Component data from apps and pages
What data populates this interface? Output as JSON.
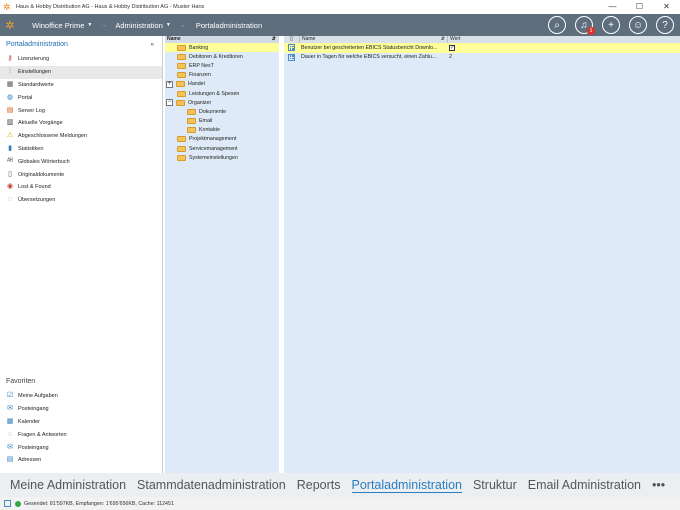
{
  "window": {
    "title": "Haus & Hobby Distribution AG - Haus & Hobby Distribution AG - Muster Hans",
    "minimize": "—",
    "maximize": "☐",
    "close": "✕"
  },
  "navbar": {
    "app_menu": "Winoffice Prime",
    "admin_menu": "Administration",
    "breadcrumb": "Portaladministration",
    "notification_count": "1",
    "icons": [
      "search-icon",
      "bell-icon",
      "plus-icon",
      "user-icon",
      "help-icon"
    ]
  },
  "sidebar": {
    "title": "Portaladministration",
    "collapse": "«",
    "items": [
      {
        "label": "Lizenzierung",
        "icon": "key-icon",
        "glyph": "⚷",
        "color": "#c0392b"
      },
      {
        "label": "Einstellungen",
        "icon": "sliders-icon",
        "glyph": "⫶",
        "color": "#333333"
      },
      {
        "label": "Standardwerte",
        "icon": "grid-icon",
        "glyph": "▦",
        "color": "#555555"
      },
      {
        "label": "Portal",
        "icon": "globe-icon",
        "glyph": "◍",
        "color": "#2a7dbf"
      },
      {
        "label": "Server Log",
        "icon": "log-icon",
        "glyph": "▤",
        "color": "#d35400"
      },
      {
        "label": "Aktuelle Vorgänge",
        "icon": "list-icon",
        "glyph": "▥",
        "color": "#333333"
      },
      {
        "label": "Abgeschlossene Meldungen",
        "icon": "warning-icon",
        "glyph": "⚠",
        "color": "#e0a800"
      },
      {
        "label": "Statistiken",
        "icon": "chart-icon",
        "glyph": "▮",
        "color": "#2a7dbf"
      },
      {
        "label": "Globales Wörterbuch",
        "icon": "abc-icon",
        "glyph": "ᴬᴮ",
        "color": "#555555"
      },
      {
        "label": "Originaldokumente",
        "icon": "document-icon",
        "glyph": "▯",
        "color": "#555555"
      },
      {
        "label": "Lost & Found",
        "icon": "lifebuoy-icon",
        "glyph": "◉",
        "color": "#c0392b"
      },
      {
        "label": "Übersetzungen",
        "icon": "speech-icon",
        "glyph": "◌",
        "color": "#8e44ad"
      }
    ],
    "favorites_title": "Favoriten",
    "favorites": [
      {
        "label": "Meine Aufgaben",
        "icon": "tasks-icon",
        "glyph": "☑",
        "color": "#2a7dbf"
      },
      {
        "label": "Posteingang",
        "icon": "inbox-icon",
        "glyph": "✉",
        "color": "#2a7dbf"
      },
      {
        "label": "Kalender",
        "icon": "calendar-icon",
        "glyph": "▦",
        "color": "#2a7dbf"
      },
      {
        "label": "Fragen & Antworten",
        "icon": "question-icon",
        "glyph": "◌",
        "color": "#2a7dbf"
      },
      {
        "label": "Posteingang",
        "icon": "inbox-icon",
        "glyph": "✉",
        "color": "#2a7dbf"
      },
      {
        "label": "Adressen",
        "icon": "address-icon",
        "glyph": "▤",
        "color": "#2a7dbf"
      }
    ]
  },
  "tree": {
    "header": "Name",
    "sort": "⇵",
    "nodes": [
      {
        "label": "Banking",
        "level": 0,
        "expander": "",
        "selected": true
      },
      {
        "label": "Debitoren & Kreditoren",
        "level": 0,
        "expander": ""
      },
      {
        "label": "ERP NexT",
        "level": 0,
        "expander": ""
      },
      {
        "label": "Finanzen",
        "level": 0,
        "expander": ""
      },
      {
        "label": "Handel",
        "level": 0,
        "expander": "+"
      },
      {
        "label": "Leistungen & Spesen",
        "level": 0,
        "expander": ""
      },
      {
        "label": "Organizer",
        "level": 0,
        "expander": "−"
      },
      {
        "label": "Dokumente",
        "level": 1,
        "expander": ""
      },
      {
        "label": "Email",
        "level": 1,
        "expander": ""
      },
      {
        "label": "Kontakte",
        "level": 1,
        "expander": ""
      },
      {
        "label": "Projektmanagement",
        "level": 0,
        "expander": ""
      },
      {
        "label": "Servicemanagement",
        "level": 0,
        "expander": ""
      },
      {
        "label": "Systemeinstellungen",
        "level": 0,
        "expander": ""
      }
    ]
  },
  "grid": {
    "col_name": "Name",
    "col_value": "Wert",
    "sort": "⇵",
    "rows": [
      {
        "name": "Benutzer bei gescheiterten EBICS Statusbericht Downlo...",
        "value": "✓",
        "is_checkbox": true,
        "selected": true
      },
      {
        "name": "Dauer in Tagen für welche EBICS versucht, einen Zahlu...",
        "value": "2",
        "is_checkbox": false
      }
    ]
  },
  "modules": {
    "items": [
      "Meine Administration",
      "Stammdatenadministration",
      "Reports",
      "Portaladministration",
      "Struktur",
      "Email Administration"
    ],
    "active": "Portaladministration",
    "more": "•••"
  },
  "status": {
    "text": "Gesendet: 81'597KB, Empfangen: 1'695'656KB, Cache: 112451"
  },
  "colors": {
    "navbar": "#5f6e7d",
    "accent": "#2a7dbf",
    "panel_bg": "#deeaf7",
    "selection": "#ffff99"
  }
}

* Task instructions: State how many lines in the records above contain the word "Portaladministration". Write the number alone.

* Answer section: 4